BEGIN DATA PROVIDED

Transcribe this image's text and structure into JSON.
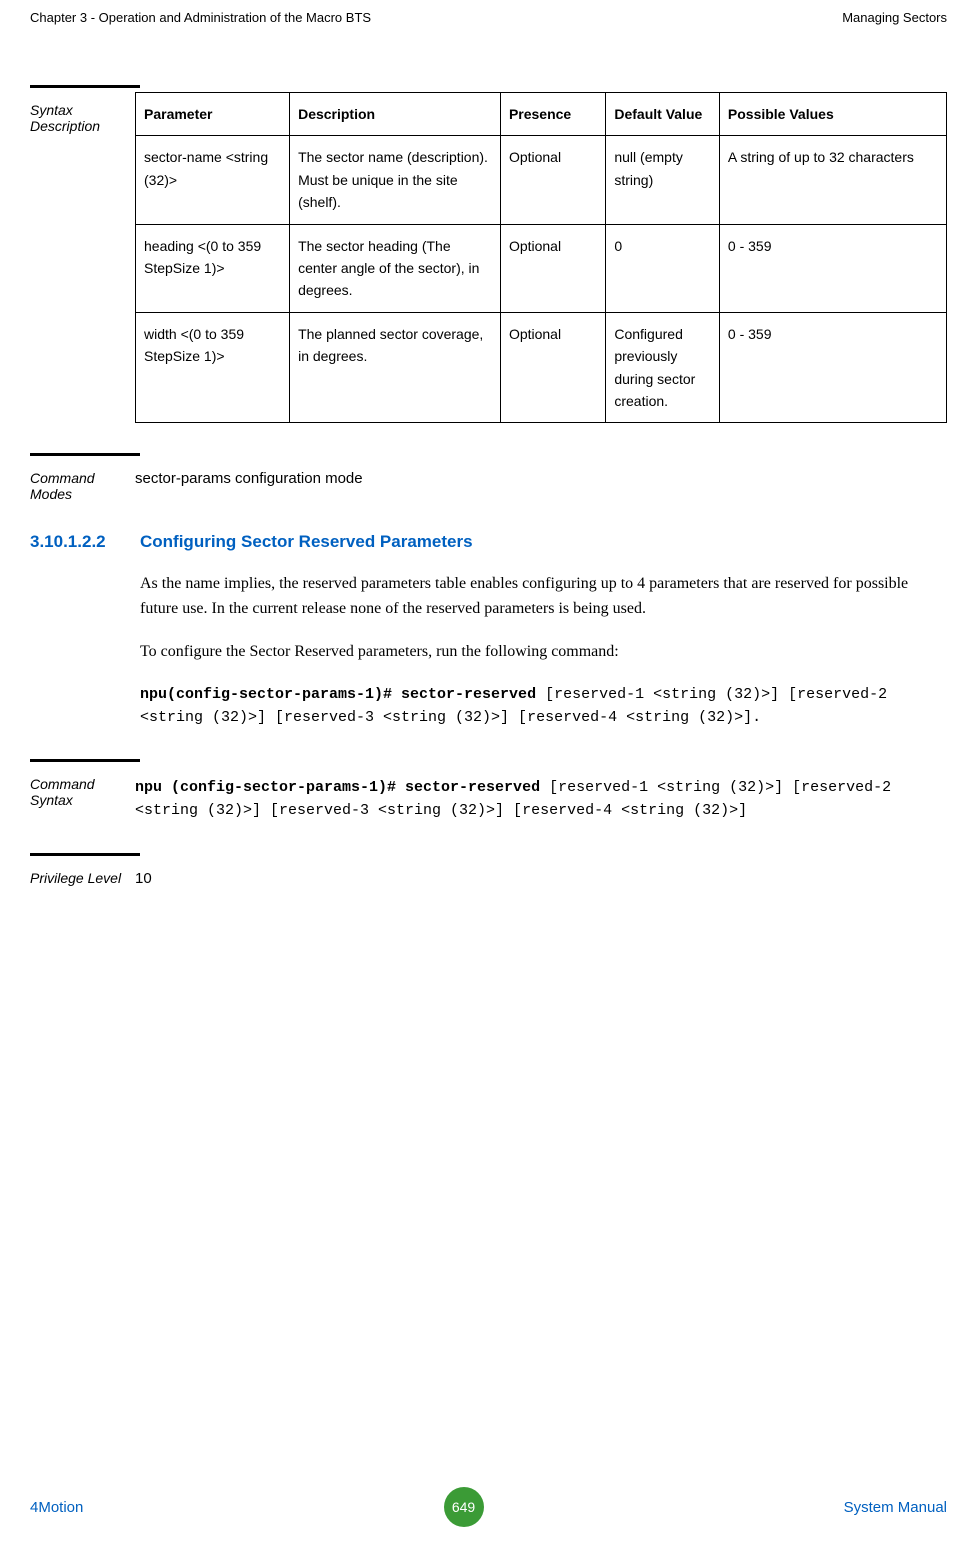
{
  "header": {
    "left": "Chapter 3 - Operation and Administration of the Macro BTS",
    "right": "Managing Sectors"
  },
  "syntax_description": {
    "label": "Syntax Description",
    "cols": {
      "parameter": "Parameter",
      "description": "Description",
      "presence": "Presence",
      "default": "Default Value",
      "possible": "Possible Values"
    },
    "rows": [
      {
        "parameter": "sector-name <string (32)>",
        "description": "The sector name (description). Must be unique in the site (shelf).",
        "presence": "Optional",
        "default": "null (empty string)",
        "possible": "A string of up to 32 characters"
      },
      {
        "parameter": "heading <(0 to 359 StepSize 1)>",
        "description": "The sector heading (The center angle of the sector), in degrees.",
        "presence": "Optional",
        "default": "0",
        "possible": "0 - 359"
      },
      {
        "parameter": "width <(0 to 359 StepSize 1)>",
        "description": "The planned sector coverage, in degrees.",
        "presence": "Optional",
        "default": "Configured previously during sector creation.",
        "possible": "0 - 359"
      }
    ]
  },
  "command_modes": {
    "label": "Command Modes",
    "text": "sector-params configuration mode"
  },
  "section_heading": {
    "number": "3.10.1.2.2",
    "title": "Configuring Sector Reserved Parameters"
  },
  "body": {
    "p1": "As the name implies, the reserved parameters table enables configuring up to 4 parameters that are reserved for possible future use. In the current release none of the reserved parameters is being used.",
    "p2": "To configure the Sector Reserved parameters, run the following command:",
    "cmd1_bold": "npu(config-sector-params-1)# sector-reserved",
    "cmd1_rest": " [reserved-1 <string (32)>] [reserved-2 <string (32)>] [reserved-3 <string (32)>] [reserved-4 <string (32)>]."
  },
  "command_syntax": {
    "label": "Command Syntax",
    "bold": "npu (config-sector-params-1)# sector-reserved",
    "rest": " [reserved-1 <string (32)>] [reserved-2 <string (32)>] [reserved-3 <string (32)>] [reserved-4 <string (32)>]"
  },
  "privilege_level": {
    "label": "Privilege Level",
    "text": "10"
  },
  "footer": {
    "left": "4Motion",
    "page": "649",
    "right": "System Manual"
  }
}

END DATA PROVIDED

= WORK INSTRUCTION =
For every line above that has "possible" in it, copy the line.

= PROBLEM SOLUTION =
      "possible": "Possible Values"
        "possible": "A string of up to 32 characters"
        "possible": "0 - 359"
        "possible": "0 - 359"
    "p1": "As the name implies, the reserved parameters table enables configuring up to 4 parameters that are reserved for possible future use. In the current release none of the reserved parameters is being used.",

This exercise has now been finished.